- [TASK BRIEF]
Count how many lines in the following data hold the word "errorReport". Your answer is the number and nothing else.

- [DATA EXTRACT]
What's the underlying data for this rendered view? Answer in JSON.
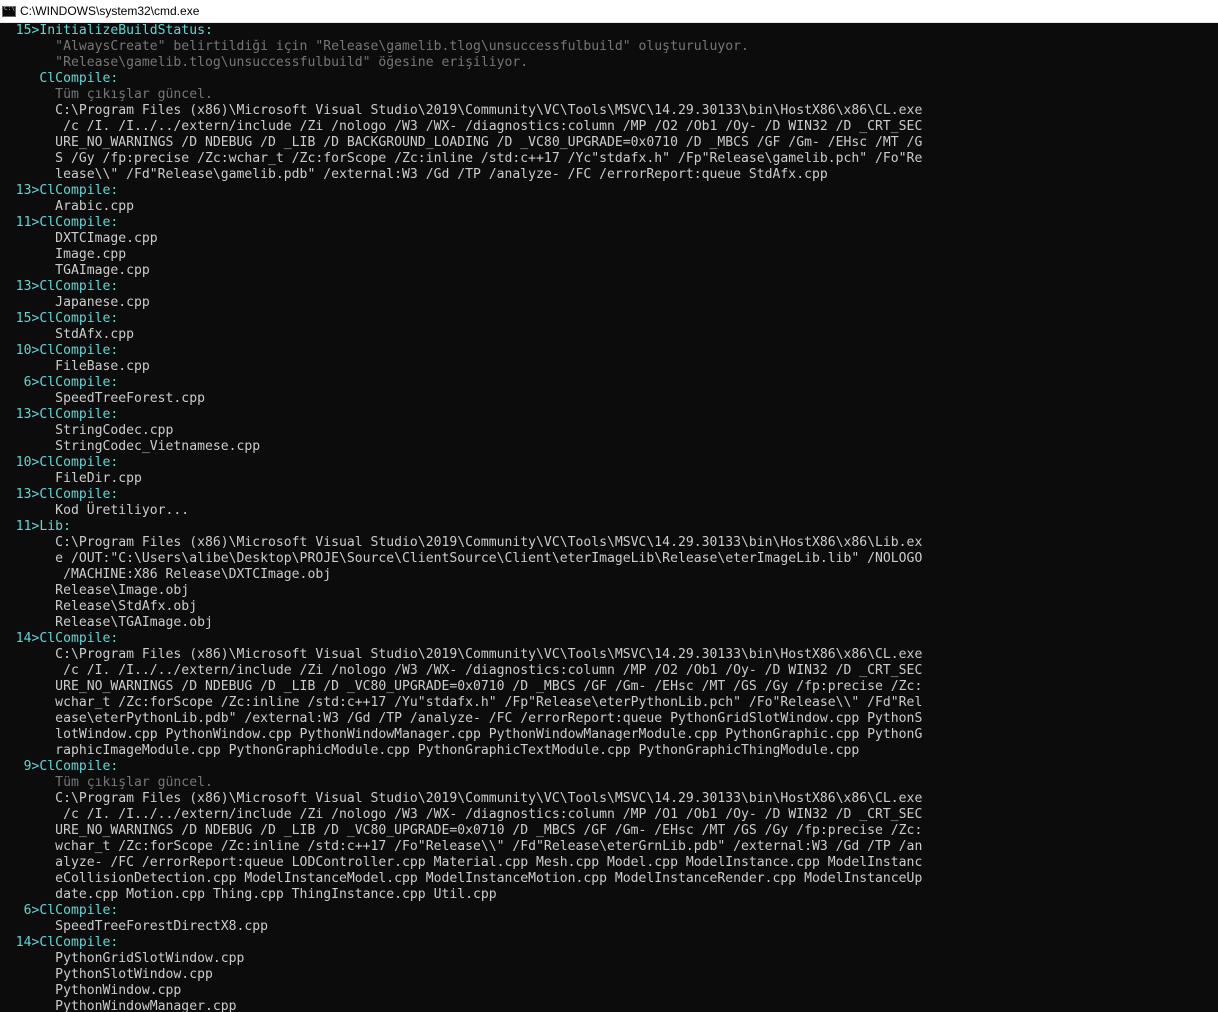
{
  "window": {
    "title": "C:\\WINDOWS\\system32\\cmd.exe"
  },
  "colors": {
    "background": "#0c0c0c",
    "text": "#cccccc",
    "cyan": "#61d6d6",
    "gray": "#767676"
  },
  "lines": [
    {
      "text": "  15>InitializeBuildStatus:",
      "color": "cyan"
    },
    {
      "text": "       \"AlwaysCreate\" belirtildiği için \"Release\\gamelib.tlog\\unsuccessfulbuild\" oluşturuluyor.",
      "color": "gray"
    },
    {
      "text": "       \"Release\\gamelib.tlog\\unsuccessfulbuild\" öğesine erişiliyor.",
      "color": "gray"
    },
    {
      "text": "     ClCompile:",
      "color": "cyan"
    },
    {
      "text": "       Tüm çıkışlar güncel.",
      "color": "gray"
    },
    {
      "text": "       C:\\Program Files (x86)\\Microsoft Visual Studio\\2019\\Community\\VC\\Tools\\MSVC\\14.29.30133\\bin\\HostX86\\x86\\CL.exe",
      "color": "white"
    },
    {
      "text": "        /c /I. /I../../extern/include /Zi /nologo /W3 /WX- /diagnostics:column /MP /O2 /Ob1 /Oy- /D WIN32 /D _CRT_SEC",
      "color": "white"
    },
    {
      "text": "       URE_NO_WARNINGS /D NDEBUG /D _LIB /D BACKGROUND_LOADING /D _VC80_UPGRADE=0x0710 /D _MBCS /GF /Gm- /EHsc /MT /G",
      "color": "white"
    },
    {
      "text": "       S /Gy /fp:precise /Zc:wchar_t /Zc:forScope /Zc:inline /std:c++17 /Yc\"stdafx.h\" /Fp\"Release\\gamelib.pch\" /Fo\"Re",
      "color": "white"
    },
    {
      "text": "       lease\\\\\" /Fd\"Release\\gamelib.pdb\" /external:W3 /Gd /TP /analyze- /FC /errorReport:queue StdAfx.cpp",
      "color": "white"
    },
    {
      "text": "  13>ClCompile:",
      "color": "cyan"
    },
    {
      "text": "       Arabic.cpp",
      "color": "white"
    },
    {
      "text": "  11>ClCompile:",
      "color": "cyan"
    },
    {
      "text": "       DXTCImage.cpp",
      "color": "white"
    },
    {
      "text": "       Image.cpp",
      "color": "white"
    },
    {
      "text": "       TGAImage.cpp",
      "color": "white"
    },
    {
      "text": "  13>ClCompile:",
      "color": "cyan"
    },
    {
      "text": "       Japanese.cpp",
      "color": "white"
    },
    {
      "text": "  15>ClCompile:",
      "color": "cyan"
    },
    {
      "text": "       StdAfx.cpp",
      "color": "white"
    },
    {
      "text": "  10>ClCompile:",
      "color": "cyan"
    },
    {
      "text": "       FileBase.cpp",
      "color": "white"
    },
    {
      "text": "   6>ClCompile:",
      "color": "cyan"
    },
    {
      "text": "       SpeedTreeForest.cpp",
      "color": "white"
    },
    {
      "text": "  13>ClCompile:",
      "color": "cyan"
    },
    {
      "text": "       StringCodec.cpp",
      "color": "white"
    },
    {
      "text": "       StringCodec_Vietnamese.cpp",
      "color": "white"
    },
    {
      "text": "  10>ClCompile:",
      "color": "cyan"
    },
    {
      "text": "       FileDir.cpp",
      "color": "white"
    },
    {
      "text": "  13>ClCompile:",
      "color": "cyan"
    },
    {
      "text": "       Kod Üretiliyor...",
      "color": "white"
    },
    {
      "text": "  11>Lib:",
      "color": "cyan"
    },
    {
      "text": "       C:\\Program Files (x86)\\Microsoft Visual Studio\\2019\\Community\\VC\\Tools\\MSVC\\14.29.30133\\bin\\HostX86\\x86\\Lib.ex",
      "color": "white"
    },
    {
      "text": "       e /OUT:\"C:\\Users\\alibe\\Desktop\\PROJE\\Source\\ClientSource\\Client\\eterImageLib\\Release\\eterImageLib.lib\" /NOLOGO",
      "color": "white"
    },
    {
      "text": "        /MACHINE:X86 Release\\DXTCImage.obj",
      "color": "white"
    },
    {
      "text": "       Release\\Image.obj",
      "color": "white"
    },
    {
      "text": "       Release\\StdAfx.obj",
      "color": "white"
    },
    {
      "text": "       Release\\TGAImage.obj",
      "color": "white"
    },
    {
      "text": "  14>ClCompile:",
      "color": "cyan"
    },
    {
      "text": "       C:\\Program Files (x86)\\Microsoft Visual Studio\\2019\\Community\\VC\\Tools\\MSVC\\14.29.30133\\bin\\HostX86\\x86\\CL.exe",
      "color": "white"
    },
    {
      "text": "        /c /I. /I../../extern/include /Zi /nologo /W3 /WX- /diagnostics:column /MP /O2 /Ob1 /Oy- /D WIN32 /D _CRT_SEC",
      "color": "white"
    },
    {
      "text": "       URE_NO_WARNINGS /D NDEBUG /D _LIB /D _VC80_UPGRADE=0x0710 /D _MBCS /GF /Gm- /EHsc /MT /GS /Gy /fp:precise /Zc:",
      "color": "white"
    },
    {
      "text": "       wchar_t /Zc:forScope /Zc:inline /std:c++17 /Yu\"stdafx.h\" /Fp\"Release\\eterPythonLib.pch\" /Fo\"Release\\\\\" /Fd\"Rel",
      "color": "white"
    },
    {
      "text": "       ease\\eterPythonLib.pdb\" /external:W3 /Gd /TP /analyze- /FC /errorReport:queue PythonGridSlotWindow.cpp PythonS",
      "color": "white"
    },
    {
      "text": "       lotWindow.cpp PythonWindow.cpp PythonWindowManager.cpp PythonWindowManagerModule.cpp PythonGraphic.cpp PythonG",
      "color": "white"
    },
    {
      "text": "       raphicImageModule.cpp PythonGraphicModule.cpp PythonGraphicTextModule.cpp PythonGraphicThingModule.cpp",
      "color": "white"
    },
    {
      "text": "   9>ClCompile:",
      "color": "cyan"
    },
    {
      "text": "       Tüm çıkışlar güncel.",
      "color": "gray"
    },
    {
      "text": "       C:\\Program Files (x86)\\Microsoft Visual Studio\\2019\\Community\\VC\\Tools\\MSVC\\14.29.30133\\bin\\HostX86\\x86\\CL.exe",
      "color": "white"
    },
    {
      "text": "        /c /I. /I../../extern/include /Zi /nologo /W3 /WX- /diagnostics:column /MP /O1 /Ob1 /Oy- /D WIN32 /D _CRT_SEC",
      "color": "white"
    },
    {
      "text": "       URE_NO_WARNINGS /D NDEBUG /D _LIB /D _VC80_UPGRADE=0x0710 /D _MBCS /GF /Gm- /EHsc /MT /GS /Gy /fp:precise /Zc:",
      "color": "white"
    },
    {
      "text": "       wchar_t /Zc:forScope /Zc:inline /std:c++17 /Fo\"Release\\\\\" /Fd\"Release\\eterGrnLib.pdb\" /external:W3 /Gd /TP /an",
      "color": "white"
    },
    {
      "text": "       alyze- /FC /errorReport:queue LODController.cpp Material.cpp Mesh.cpp Model.cpp ModelInstance.cpp ModelInstanc",
      "color": "white"
    },
    {
      "text": "       eCollisionDetection.cpp ModelInstanceModel.cpp ModelInstanceMotion.cpp ModelInstanceRender.cpp ModelInstanceUp",
      "color": "white"
    },
    {
      "text": "       date.cpp Motion.cpp Thing.cpp ThingInstance.cpp Util.cpp",
      "color": "white"
    },
    {
      "text": "   6>ClCompile:",
      "color": "cyan"
    },
    {
      "text": "       SpeedTreeForestDirectX8.cpp",
      "color": "white"
    },
    {
      "text": "  14>ClCompile:",
      "color": "cyan"
    },
    {
      "text": "       PythonGridSlotWindow.cpp",
      "color": "white"
    },
    {
      "text": "       PythonSlotWindow.cpp",
      "color": "white"
    },
    {
      "text": "       PythonWindow.cpp",
      "color": "white"
    },
    {
      "text": "       PythonWindowManager.cpp",
      "color": "white"
    }
  ]
}
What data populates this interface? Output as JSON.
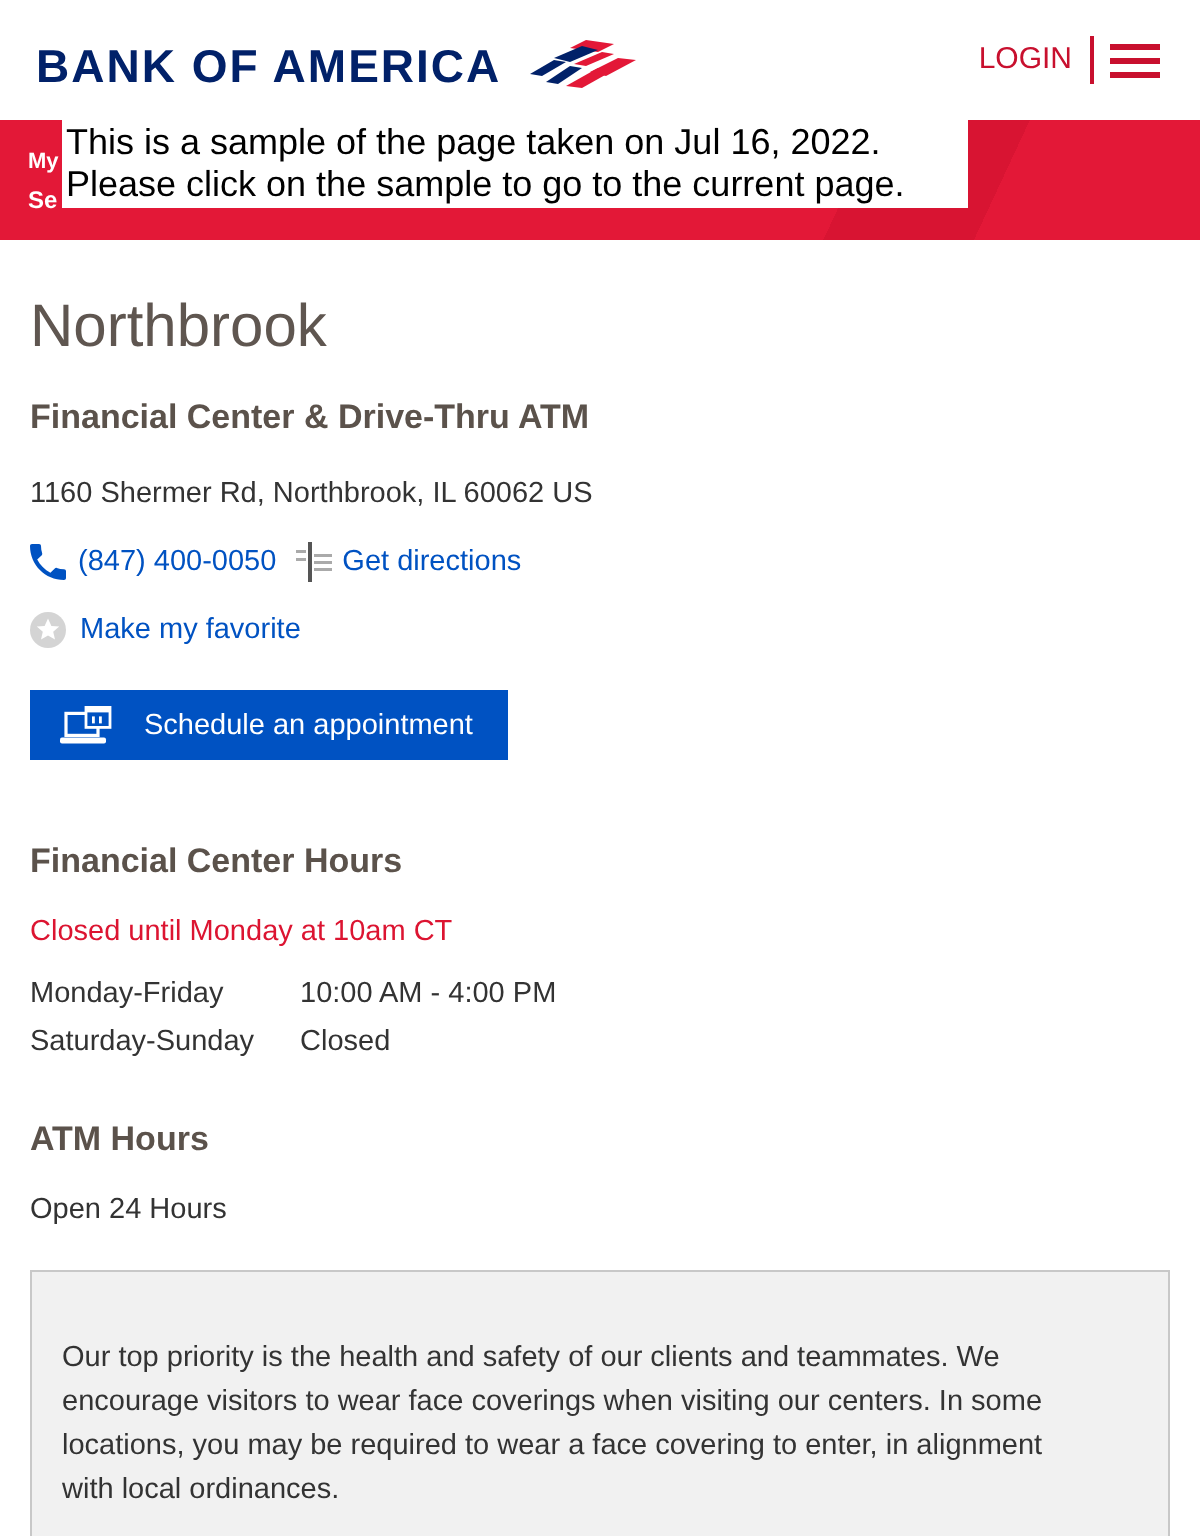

- [SOLUTION TO THIS EXERCISE]
3